== LISTED RECORDS ==

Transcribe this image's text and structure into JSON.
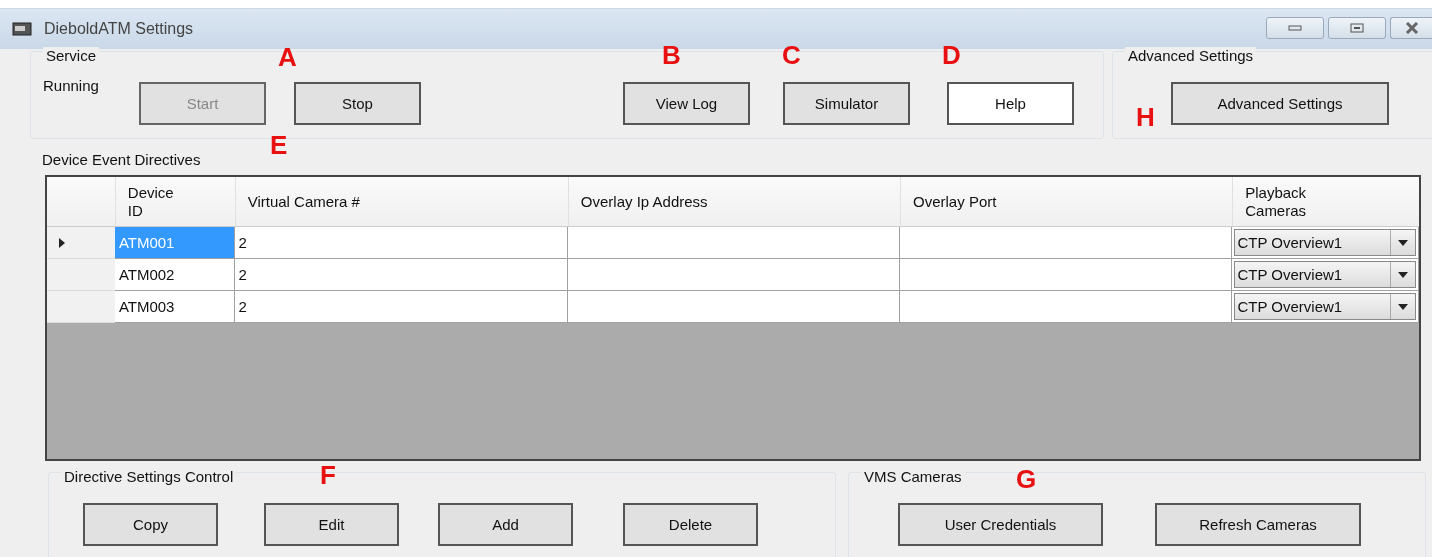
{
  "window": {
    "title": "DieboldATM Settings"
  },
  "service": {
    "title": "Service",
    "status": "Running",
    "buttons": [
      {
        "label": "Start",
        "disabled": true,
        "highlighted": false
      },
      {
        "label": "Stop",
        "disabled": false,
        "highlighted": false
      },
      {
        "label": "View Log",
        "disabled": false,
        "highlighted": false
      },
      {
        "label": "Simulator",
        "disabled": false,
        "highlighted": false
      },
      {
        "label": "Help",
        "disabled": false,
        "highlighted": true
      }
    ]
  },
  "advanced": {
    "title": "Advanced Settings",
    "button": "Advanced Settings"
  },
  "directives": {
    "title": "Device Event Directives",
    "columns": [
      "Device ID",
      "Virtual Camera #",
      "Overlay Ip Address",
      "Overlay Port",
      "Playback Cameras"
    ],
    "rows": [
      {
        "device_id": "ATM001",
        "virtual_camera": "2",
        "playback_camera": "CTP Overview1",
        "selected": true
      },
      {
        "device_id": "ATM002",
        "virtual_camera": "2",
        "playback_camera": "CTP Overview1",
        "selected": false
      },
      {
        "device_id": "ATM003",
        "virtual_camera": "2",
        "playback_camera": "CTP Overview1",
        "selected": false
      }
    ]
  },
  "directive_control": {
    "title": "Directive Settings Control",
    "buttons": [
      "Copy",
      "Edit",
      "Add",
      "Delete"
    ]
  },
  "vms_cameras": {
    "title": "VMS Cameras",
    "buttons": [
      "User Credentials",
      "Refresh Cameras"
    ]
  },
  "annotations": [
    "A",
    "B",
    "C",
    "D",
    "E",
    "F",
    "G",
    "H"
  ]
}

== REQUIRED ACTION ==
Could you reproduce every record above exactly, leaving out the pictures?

== RESULT BELOW ==
Transcribe this image's text and structure into JSON.
{
  "window": {
    "title": "DieboldATM Settings"
  },
  "service": {
    "title": "Service",
    "status": "Running",
    "buttons": [
      {
        "label": "Start",
        "disabled": true,
        "highlighted": false
      },
      {
        "label": "Stop",
        "disabled": false,
        "highlighted": false
      },
      {
        "label": "View Log",
        "disabled": false,
        "highlighted": false
      },
      {
        "label": "Simulator",
        "disabled": false,
        "highlighted": false
      },
      {
        "label": "Help",
        "disabled": false,
        "highlighted": true
      }
    ]
  },
  "advanced": {
    "title": "Advanced Settings",
    "button": "Advanced Settings"
  },
  "directives": {
    "title": "Device Event Directives",
    "columns": [
      "Device ID",
      "Virtual Camera #",
      "Overlay Ip Address",
      "Overlay Port",
      "Playback Cameras"
    ],
    "rows": [
      {
        "device_id": "ATM001",
        "virtual_camera": "2",
        "playback_camera": "CTP Overview1",
        "selected": true
      },
      {
        "device_id": "ATM002",
        "virtual_camera": "2",
        "playback_camera": "CTP Overview1",
        "selected": false
      },
      {
        "device_id": "ATM003",
        "virtual_camera": "2",
        "playback_camera": "CTP Overview1",
        "selected": false
      }
    ]
  },
  "directive_control": {
    "title": "Directive Settings Control",
    "buttons": [
      "Copy",
      "Edit",
      "Add",
      "Delete"
    ]
  },
  "vms_cameras": {
    "title": "VMS Cameras",
    "buttons": [
      "User Credentials",
      "Refresh Cameras"
    ]
  },
  "annotations": [
    "A",
    "B",
    "C",
    "D",
    "E",
    "F",
    "G",
    "H"
  ]
}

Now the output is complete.